The proportion of defendants in criminal cases imprisoned pre-trial is indicative of the efficiency and equity of a nation's penal and judicial system. Where pre-trial prisoners are high in ratio to convicted prison inmates, it is a danger signal that human rights are being violated. While fluctuating crime rates and average lengths of sentences affect this ratio, it obviously bears social and legal investigation when, for example, numbers of prisoners have not been brought to trial even after months of incarceration.

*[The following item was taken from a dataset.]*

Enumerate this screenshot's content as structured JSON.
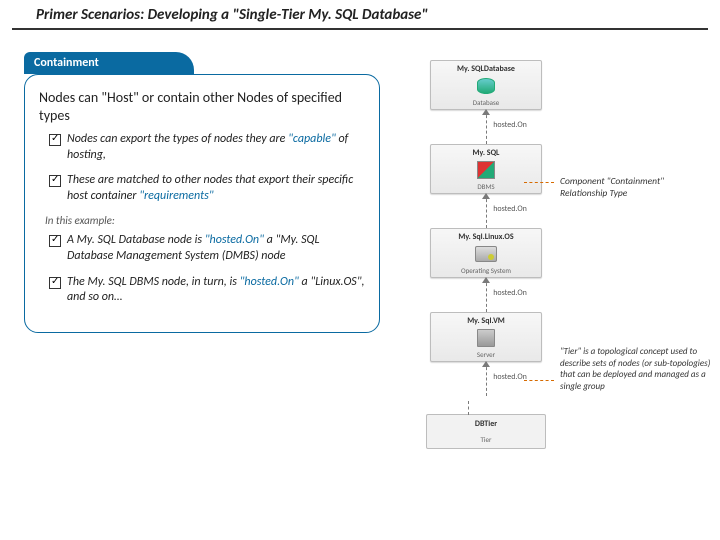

In the UK for example, there is an ever increasing number of prisoners kept in less than humane conditions in police cells, and delays for prisoners in custody from arrest to trial have increased from 23 days in 1979 to 41 days in 1982. Around 1,400 prisoners on any one day have been in custody and awaiting trial for over 110 days. Other examples are Belgium, with 1997 figures indicating 40% of total inmates are awaiting trial; and Venezuela, where the proportion of cases held pre-trial is excessive: 11,412 out of 14,425 inmates - almost 80%.